AIM OF THE EXERCISE: For this exercise, return all the data word for word, with images left out.

(Stored entries)
== Segment start ==
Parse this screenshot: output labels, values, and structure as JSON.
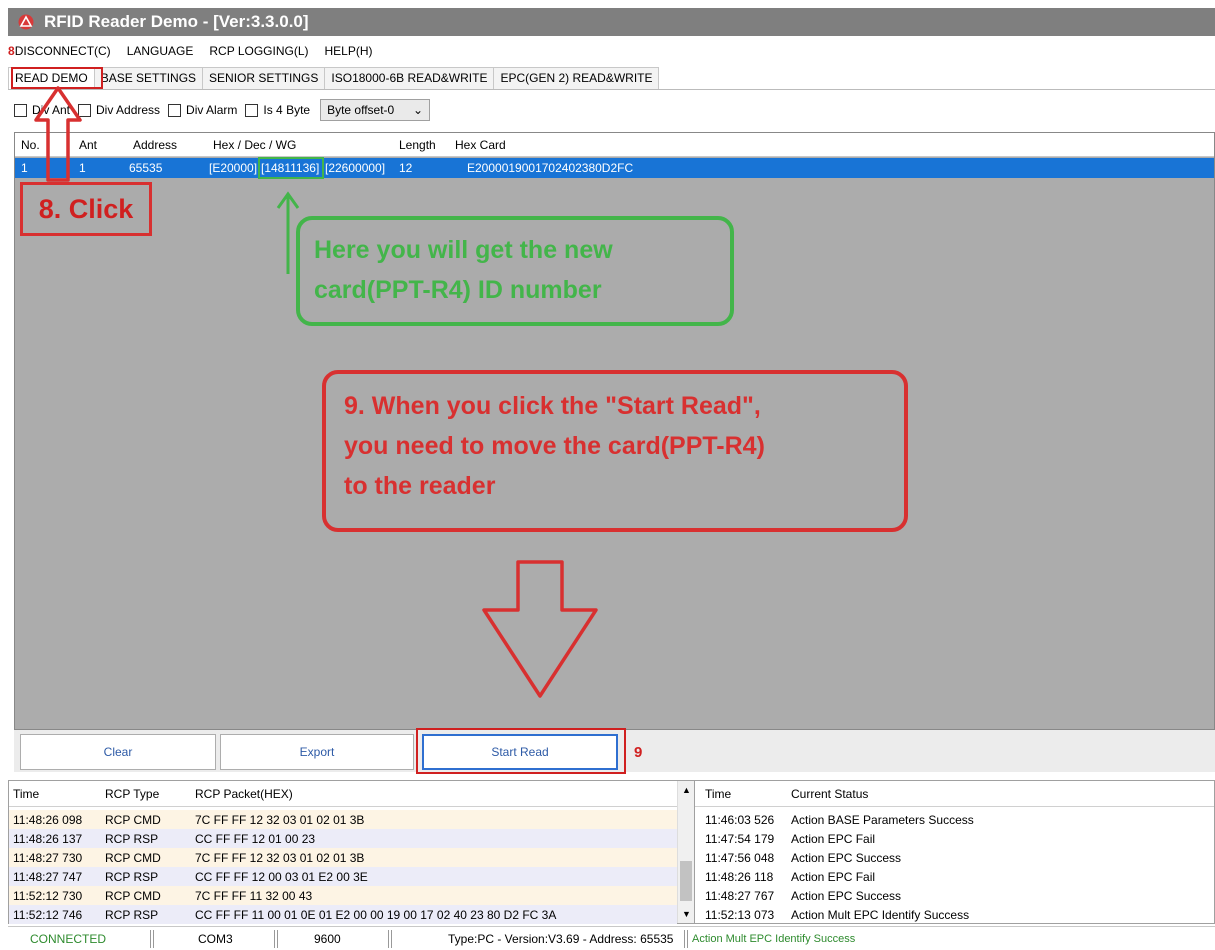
{
  "window": {
    "title": "RFID Reader Demo - [Ver:3.3.0.0]"
  },
  "colors": {
    "title_bar": "#7f7f7f",
    "selection": "#1874d6",
    "annotation_red": "#d83030",
    "annotation_green": "#43b54a",
    "status_ok": "#2e8b2e"
  },
  "menu": {
    "step": "8",
    "items": [
      "DISCONNECT(C)",
      "LANGUAGE",
      "RCP LOGGING(L)",
      "HELP(H)"
    ]
  },
  "tabs": [
    "READ DEMO",
    "BASE SETTINGS",
    "SENIOR SETTINGS",
    "ISO18000-6B READ&WRITE",
    "EPC(GEN 2) READ&WRITE"
  ],
  "options": {
    "div_ant": "Div Ant",
    "div_address": "Div Address",
    "div_alarm": "Div Alarm",
    "is4byte": "Is 4 Byte",
    "byte_offset": "Byte offset-0"
  },
  "grid": {
    "columns": [
      "No.",
      "Ant",
      "Address",
      "Hex / Dec / WG",
      "Length",
      "Hex Card"
    ],
    "rows": [
      {
        "no": "1",
        "ant": "1",
        "address": "65535",
        "hex": "[E20000]",
        "dec": "[14811136]",
        "wg": "[22600000]",
        "length": "12",
        "card": "E2000019001702402380D2FC"
      }
    ]
  },
  "annotations": {
    "click": "8. Click",
    "green_callout": [
      "Here you will get the new",
      "card(PPT-R4) ID number"
    ],
    "red_callout": [
      "9. When you click the \"Start Read\",",
      "you need to move the card(PPT-R4)",
      "to the reader"
    ],
    "step9": "9"
  },
  "buttons": {
    "clear": "Clear",
    "export": "Export",
    "start_read": "Start Read"
  },
  "log": {
    "columns": [
      "Time",
      "RCP Type",
      "RCP Packet(HEX)"
    ],
    "rows": [
      {
        "time": "11:48:26 098",
        "type": "RCP CMD",
        "packet": "7C FF FF 12 32 03 01 02 01 3B"
      },
      {
        "time": "11:48:26 137",
        "type": "RCP RSP",
        "packet": "CC FF FF 12 01 00 23"
      },
      {
        "time": "11:48:27 730",
        "type": "RCP CMD",
        "packet": "7C FF FF 12 32 03 01 02 01 3B"
      },
      {
        "time": "11:48:27 747",
        "type": "RCP RSP",
        "packet": "CC FF FF 12 00 03 01 E2 00 3E"
      },
      {
        "time": "11:52:12 730",
        "type": "RCP CMD",
        "packet": "7C FF FF 11 32 00 43"
      },
      {
        "time": "11:52:12 746",
        "type": "RCP RSP",
        "packet": "CC FF FF 11 00 01 0E 01 E2 00 00 19 00 17 02 40 23 80 D2 FC 3A"
      }
    ]
  },
  "status": {
    "columns": [
      "Time",
      "Current Status"
    ],
    "rows": [
      {
        "time": "11:46:03 526",
        "status": "Action BASE Parameters Success"
      },
      {
        "time": "11:47:54 179",
        "status": "Action EPC Fail"
      },
      {
        "time": "11:47:56 048",
        "status": "Action EPC Success"
      },
      {
        "time": "11:48:26 118",
        "status": "Action EPC Fail"
      },
      {
        "time": "11:48:27 767",
        "status": "Action EPC Success"
      },
      {
        "time": "11:52:13 073",
        "status": "Action Mult EPC Identify Success"
      }
    ]
  },
  "statusbar": {
    "connection": "CONNECTED",
    "port": "COM3",
    "baud": "9600",
    "info": "Type:PC - Version:V3.69 - Address: 65535",
    "message": "Action Mult EPC Identify Success"
  }
}
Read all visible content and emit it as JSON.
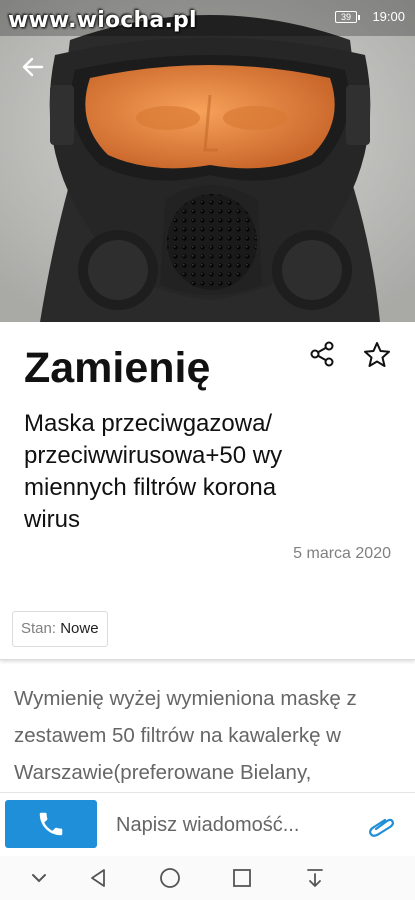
{
  "status_bar": {
    "watermark": "www.wiocha.pl",
    "battery": "39",
    "time": "19:00"
  },
  "listing": {
    "title": "Zamienię",
    "subtitle": "Maska przeciwgazowa/przeciwwirusowa+50 wymiennych filtrów koronawirus",
    "date": "5 marca 2020",
    "condition_label": "Stan:",
    "condition_value": "Nowe",
    "description": "Wymienię wyżej wymieniona maskę z zestawem 50 filtrów na kawalerkę w Warszawie(preferowane Bielany,"
  },
  "action_bar": {
    "message_placeholder": "Napisz wiadomość..."
  },
  "icons": {
    "back": "arrow-left-icon",
    "share": "share-icon",
    "favorite": "star-icon",
    "call": "phone-icon",
    "attach": "paperclip-icon",
    "nav_hide": "chevron-down-icon",
    "nav_back": "triangle-back-icon",
    "nav_home": "circle-home-icon",
    "nav_recents": "square-recents-icon",
    "nav_notifications": "pull-down-icon"
  },
  "colors": {
    "accent": "#1e8fd8",
    "date_text": "#808080",
    "description_text": "#666666",
    "mask_visor": "#e98a3f"
  }
}
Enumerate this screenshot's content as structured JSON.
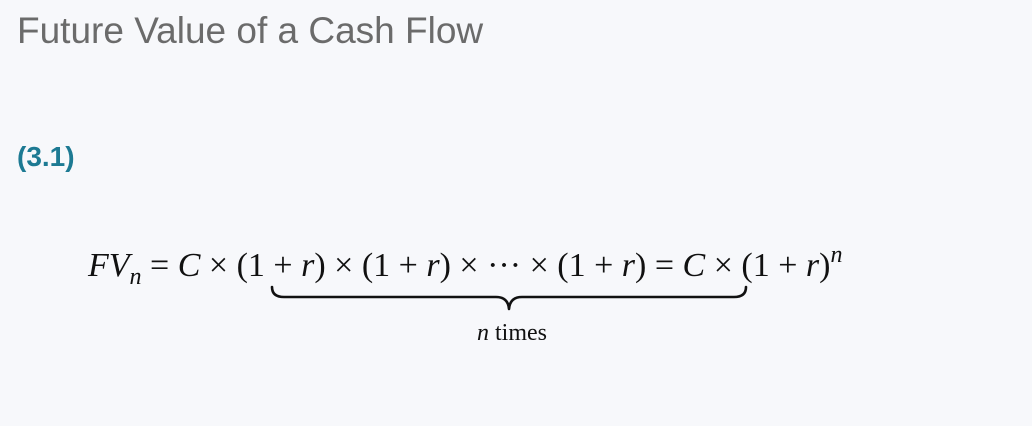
{
  "heading": {
    "title": "Future Value of a Cash Flow"
  },
  "equation": {
    "number": "(3.1)",
    "lhs_symbol": "FV",
    "lhs_subscript": "n",
    "equals": "=",
    "cash_flow": "C",
    "times": "×",
    "factor_open": "(1 + ",
    "rate": "r",
    "factor_close": ")",
    "ellipsis": "···",
    "exponent": "n",
    "brace_count": "n",
    "brace_word": "times"
  }
}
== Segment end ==
TASK RESPONSE:
Parse this screenshot: output labels, values, and structure as JSON.
{
  "window": {
    "title": "RFID Reader Demo - [Ver:3.3.0.0]"
  },
  "colors": {
    "title_bar": "#7f7f7f",
    "selection": "#1874d6",
    "annotation_red": "#d83030",
    "annotation_green": "#43b54a",
    "status_ok": "#2e8b2e"
  },
  "menu": {
    "step": "8",
    "items": [
      "DISCONNECT(C)",
      "LANGUAGE",
      "RCP LOGGING(L)",
      "HELP(H)"
    ]
  },
  "tabs": [
    "READ DEMO",
    "BASE SETTINGS",
    "SENIOR SETTINGS",
    "ISO18000-6B READ&WRITE",
    "EPC(GEN 2) READ&WRITE"
  ],
  "options": {
    "div_ant": "Div Ant",
    "div_address": "Div Address",
    "div_alarm": "Div Alarm",
    "is4byte": "Is 4 Byte",
    "byte_offset": "Byte offset-0"
  },
  "grid": {
    "columns": [
      "No.",
      "Ant",
      "Address",
      "Hex / Dec / WG",
      "Length",
      "Hex Card"
    ],
    "rows": [
      {
        "no": "1",
        "ant": "1",
        "address": "65535",
        "hex": "[E20000]",
        "dec": "[14811136]",
        "wg": "[22600000]",
        "length": "12",
        "card": "E2000019001702402380D2FC"
      }
    ]
  },
  "annotations": {
    "click": "8. Click",
    "green_callout": [
      "Here you will get the new",
      "card(PPT-R4) ID number"
    ],
    "red_callout": [
      "9. When you click the \"Start Read\",",
      "you need to move the card(PPT-R4)",
      "to the reader"
    ],
    "step9": "9"
  },
  "buttons": {
    "clear": "Clear",
    "export": "Export",
    "start_read": "Start Read"
  },
  "log": {
    "columns": [
      "Time",
      "RCP Type",
      "RCP Packet(HEX)"
    ],
    "rows": [
      {
        "time": "11:48:26 098",
        "type": "RCP CMD",
        "packet": "7C FF FF 12 32 03 01 02 01 3B"
      },
      {
        "time": "11:48:26 137",
        "type": "RCP RSP",
        "packet": "CC FF FF 12 01 00 23"
      },
      {
        "time": "11:48:27 730",
        "type": "RCP CMD",
        "packet": "7C FF FF 12 32 03 01 02 01 3B"
      },
      {
        "time": "11:48:27 747",
        "type": "RCP RSP",
        "packet": "CC FF FF 12 00 03 01 E2 00 3E"
      },
      {
        "time": "11:52:12 730",
        "type": "RCP CMD",
        "packet": "7C FF FF 11 32 00 43"
      },
      {
        "time": "11:52:12 746",
        "type": "RCP RSP",
        "packet": "CC FF FF 11 00 01 0E 01 E2 00 00 19 00 17 02 40 23 80 D2 FC 3A"
      }
    ]
  },
  "status": {
    "columns": [
      "Time",
      "Current Status"
    ],
    "rows": [
      {
        "time": "11:46:03 526",
        "status": "Action BASE Parameters Success"
      },
      {
        "time": "11:47:54 179",
        "status": "Action EPC Fail"
      },
      {
        "time": "11:47:56 048",
        "status": "Action EPC Success"
      },
      {
        "time": "11:48:26 118",
        "status": "Action EPC Fail"
      },
      {
        "time": "11:48:27 767",
        "status": "Action EPC Success"
      },
      {
        "time": "11:52:13 073",
        "status": "Action Mult EPC Identify Success"
      }
    ]
  },
  "statusbar": {
    "connection": "CONNECTED",
    "port": "COM3",
    "baud": "9600",
    "info": "Type:PC - Version:V3.69 - Address: 65535",
    "message": "Action Mult EPC Identify Success"
  }
}
Read all visible content and emit it as JSON.
{
  "status_bar": {
    "watermark": "www.wiocha.pl",
    "battery": "39",
    "time": "19:00"
  },
  "listing": {
    "title": "Zamienię",
    "subtitle": "Maska przeciwgazowa/przeciwwirusowa+50 wymiennych filtrów koronawirus",
    "date": "5 marca 2020",
    "condition_label": "Stan:",
    "condition_value": "Nowe",
    "description": "Wymienię wyżej wymieniona maskę z zestawem 50 filtrów na kawalerkę w Warszawie(preferowane Bielany,"
  },
  "action_bar": {
    "message_placeholder": "Napisz wiadomość..."
  },
  "icons": {
    "back": "arrow-left-icon",
    "share": "share-icon",
    "favorite": "star-icon",
    "call": "phone-icon",
    "attach": "paperclip-icon",
    "nav_hide": "chevron-down-icon",
    "nav_back": "triangle-back-icon",
    "nav_home": "circle-home-icon",
    "nav_recents": "square-recents-icon",
    "nav_notifications": "pull-down-icon"
  },
  "colors": {
    "accent": "#1e8fd8",
    "date_text": "#808080",
    "description_text": "#666666",
    "mask_visor": "#e98a3f"
  }
}
Enumerate this screenshot's content as structured JSON.
{
  "heading": {
    "title": "Future Value of a Cash Flow"
  },
  "equation": {
    "number": "(3.1)",
    "lhs_symbol": "FV",
    "lhs_subscript": "n",
    "equals": "=",
    "cash_flow": "C",
    "times": "×",
    "factor_open": "(1 + ",
    "rate": "r",
    "factor_close": ")",
    "ellipsis": "···",
    "exponent": "n",
    "brace_count": "n",
    "brace_word": "times"
  }
}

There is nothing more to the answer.